Items from an interface collection:

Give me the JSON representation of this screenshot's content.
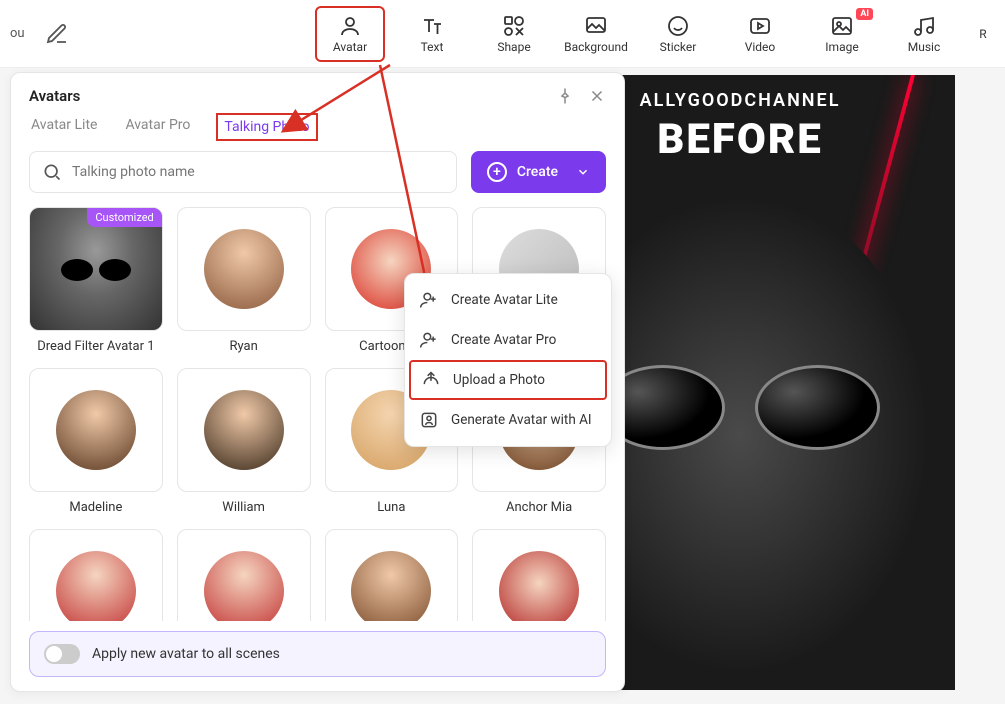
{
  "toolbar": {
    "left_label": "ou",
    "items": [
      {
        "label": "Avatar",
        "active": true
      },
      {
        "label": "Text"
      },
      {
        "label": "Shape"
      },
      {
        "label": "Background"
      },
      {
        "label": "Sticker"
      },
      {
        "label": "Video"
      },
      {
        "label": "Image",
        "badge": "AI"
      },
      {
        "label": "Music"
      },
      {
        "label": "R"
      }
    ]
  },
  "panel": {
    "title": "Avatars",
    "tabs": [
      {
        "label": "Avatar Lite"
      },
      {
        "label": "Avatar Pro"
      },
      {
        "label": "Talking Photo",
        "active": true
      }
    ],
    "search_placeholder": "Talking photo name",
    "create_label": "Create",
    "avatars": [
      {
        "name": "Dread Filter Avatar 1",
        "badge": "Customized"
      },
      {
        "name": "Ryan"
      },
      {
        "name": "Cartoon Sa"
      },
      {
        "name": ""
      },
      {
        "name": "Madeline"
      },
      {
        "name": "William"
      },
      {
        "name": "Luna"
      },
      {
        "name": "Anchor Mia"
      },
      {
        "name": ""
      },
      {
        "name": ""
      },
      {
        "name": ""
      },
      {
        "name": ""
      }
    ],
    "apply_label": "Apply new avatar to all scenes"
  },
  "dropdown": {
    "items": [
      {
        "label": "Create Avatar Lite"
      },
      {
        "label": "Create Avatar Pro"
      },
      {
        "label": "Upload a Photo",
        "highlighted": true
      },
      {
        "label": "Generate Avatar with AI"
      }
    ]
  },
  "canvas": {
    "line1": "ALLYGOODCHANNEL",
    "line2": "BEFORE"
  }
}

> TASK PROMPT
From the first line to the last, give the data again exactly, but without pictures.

> OUTPUT FOR THIS TASK
Give me the JSON representation of this screenshot's content.
{
  "toolbar": {
    "left_label": "ou",
    "items": [
      {
        "label": "Avatar",
        "active": true
      },
      {
        "label": "Text"
      },
      {
        "label": "Shape"
      },
      {
        "label": "Background"
      },
      {
        "label": "Sticker"
      },
      {
        "label": "Video"
      },
      {
        "label": "Image",
        "badge": "AI"
      },
      {
        "label": "Music"
      },
      {
        "label": "R"
      }
    ]
  },
  "panel": {
    "title": "Avatars",
    "tabs": [
      {
        "label": "Avatar Lite"
      },
      {
        "label": "Avatar Pro"
      },
      {
        "label": "Talking Photo",
        "active": true
      }
    ],
    "search_placeholder": "Talking photo name",
    "create_label": "Create",
    "avatars": [
      {
        "name": "Dread Filter Avatar 1",
        "badge": "Customized"
      },
      {
        "name": "Ryan"
      },
      {
        "name": "Cartoon Sa"
      },
      {
        "name": ""
      },
      {
        "name": "Madeline"
      },
      {
        "name": "William"
      },
      {
        "name": "Luna"
      },
      {
        "name": "Anchor Mia"
      },
      {
        "name": ""
      },
      {
        "name": ""
      },
      {
        "name": ""
      },
      {
        "name": ""
      }
    ],
    "apply_label": "Apply new avatar to all scenes"
  },
  "dropdown": {
    "items": [
      {
        "label": "Create Avatar Lite"
      },
      {
        "label": "Create Avatar Pro"
      },
      {
        "label": "Upload a Photo",
        "highlighted": true
      },
      {
        "label": "Generate Avatar with AI"
      }
    ]
  },
  "canvas": {
    "line1": "ALLYGOODCHANNEL",
    "line2": "BEFORE"
  }
}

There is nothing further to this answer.